Updated: May 7
Obou Gbais is an Ivorian artist, best known by his stage name Peintre Obou, who creates art that is heavily influenced by the political and military unrest in his country. His enthusiasm for the human condition and the horrors he has gone through as a result of intentionally caused tragedies have guided his career to this point.
He even goes far as to emphasize slum life and the people who welcomed him in Abidjan's humble communes. He creates vivid colors on his subjects' bodies and noticeably distorts their faces with masks as he spins tales of war, trauma, pain, and persecution.
About Peintre Obou
Obou was born in 1992 in the west of Ivory Coast country. And have had a lifelong interest in the arts and culture. He had always wanted to be an artist and a cultural spokesperson. He earned an artistic baccalaureate, allowing him to enroll in Abidjan's National School of Fine Arts in 2014.
After a year of common core, he specialized in painting, giving him the opportunity to engage with teachers and artists who guide him on the proper road and challenge him to question himself and enhance his work.
He earned a professional master's degree in painting with the theme "Life in the Slums" in 2018. Today, he tells his stories by reclaiming his culture's codes and values. He exudes Dan culture to the point of becoming its ambassador.
“I wear the mask and I am the mask. I tell through these codes the story of my life, my city, I leave traces for future generations." - Peintre Obou
The Ivorian Art Scene
Peintre Obou was living in Abidjan, Cote d'Ivoire's capital, in 2004 when a protracted sociopolitical crisis engulfed the nation. He enrolled at Beaux Artsd'Abidjan, one of the top art colleges in the area, and spent the following four years developing his skills there.
Peintre Obou remembers his stay at Beaux-Arts of Abidjan as a life-changing experience.
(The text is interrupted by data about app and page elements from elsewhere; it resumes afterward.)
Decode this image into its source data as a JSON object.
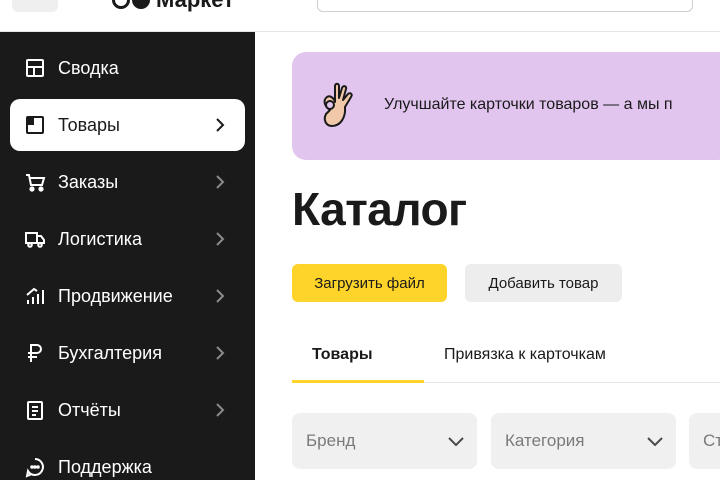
{
  "header": {
    "logo_text": "Маркет"
  },
  "sidebar": {
    "items": [
      {
        "label": "Сводка",
        "icon": "dashboard-icon"
      },
      {
        "label": "Товары",
        "icon": "goods-icon",
        "active": true
      },
      {
        "label": "Заказы",
        "icon": "cart-icon"
      },
      {
        "label": "Логистика",
        "icon": "truck-icon"
      },
      {
        "label": "Продвижение",
        "icon": "promotion-icon"
      },
      {
        "label": "Бухгалтерия",
        "icon": "ruble-icon"
      },
      {
        "label": "Отчёты",
        "icon": "report-icon"
      },
      {
        "label": "Поддержка",
        "icon": "chat-icon"
      }
    ]
  },
  "banner": {
    "text": "Улучшайте карточки товаров — а мы п",
    "icon": "ok-hand-icon"
  },
  "main": {
    "title": "Каталог",
    "buttons": {
      "upload": "Загрузить файл",
      "add": "Добавить товар"
    },
    "tabs": [
      {
        "label": "Товары",
        "active": true
      },
      {
        "label": "Привязка к карточкам"
      }
    ],
    "filters": [
      {
        "placeholder": "Бренд"
      },
      {
        "placeholder": "Категория"
      },
      {
        "placeholder": "Ст"
      }
    ]
  },
  "colors": {
    "sidebar_bg": "#1a1a1a",
    "accent_yellow": "#fed42b",
    "banner_bg": "#e2c5ef",
    "button_gray": "#ededed"
  }
}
He was instructed to concentrate on technique and structure as well as delve deeper into his own roots to uncover his passions rather than just learning to develop a topic or tale in his work. He came upon the mask at this time, and it has since been shown frequently in his artwork.
According to Peintre Obou, the Ivorian art scene is divided into three groups: the old school, the new school, and the younger generation. Peintre Obou, feels himself to be part of the younger generation. The older generation is made up of well-established artists whose works may be seen in important collections all around the world. Their success motivates younger artists like him to work harder.
Peintre Obou believes Cote d'Ivoire's art sector is flourishing as more and more individuals develop an interest in it. Peintre Obou thinks that by lowering barriers to entry for art, more people will start to value and adore it.
Peintre Obou art
His art delves into issues like poverty, inequality, and the struggles faced by ordinary people. As Obou believes that art should be a mirror that reflects society, and this is the core message he tries to convey through his work.
In addition to exploring the human condition, the Ivorian artist is also fascinated by the concept of identity and how it is influenced by our experiences and surroundings. Elements of African culture and folklore are often incorporated into the artist's work, celebrating the richness and diversity of heritage. Nature is also a prominent theme, with the belief that we are all connected to nature in some way, and the artist aims to capture this connection through their art.
Overall, the artist's work is a personal expression of their experiences and observations of the world around them. Through their art, they hope to inspire others to think deeply about the issues that affect us all and to find beauty in unexpected places.
Peintre’s favorite project was Abobo E Zo, a project that he proposed to a friend who worked at the Abobo city or town hall. She presented it to the mayor who was very fond of it. The project was presented around the time of the Abidjan Market for the Performing Arts or MASA.
Obou had just come home from Berlin to attend and Minister Hamed Bakayoko had purchased one of his pieces at the LouiSimone Guirandou Gallery. The Minister had built an office in his home where he would display these works and had invited the artists of the works he had purchased over. He was the youngest artist the Minister had purchased work from.
He wanted to create a bigger project that represented something more than small street art in Abidjan. He was contacted to execute the project and was excited to take on the challenge atop large surfaces. He had seen small street art scattered all over Abidjan and wanted to create something bigger that represented something more.
Abobo La Joie was a project created in collaboration with a friend and many students from Beaux-Arts. It was the first time artists were coming together to create such work in a commune of Abidjan.
The works included vibrant colors and words representative of the commune, such as phrases like Abobo, c'est la base, and Les kpata mousso d'Abobo. It has become a tourist spot and has changed the commune.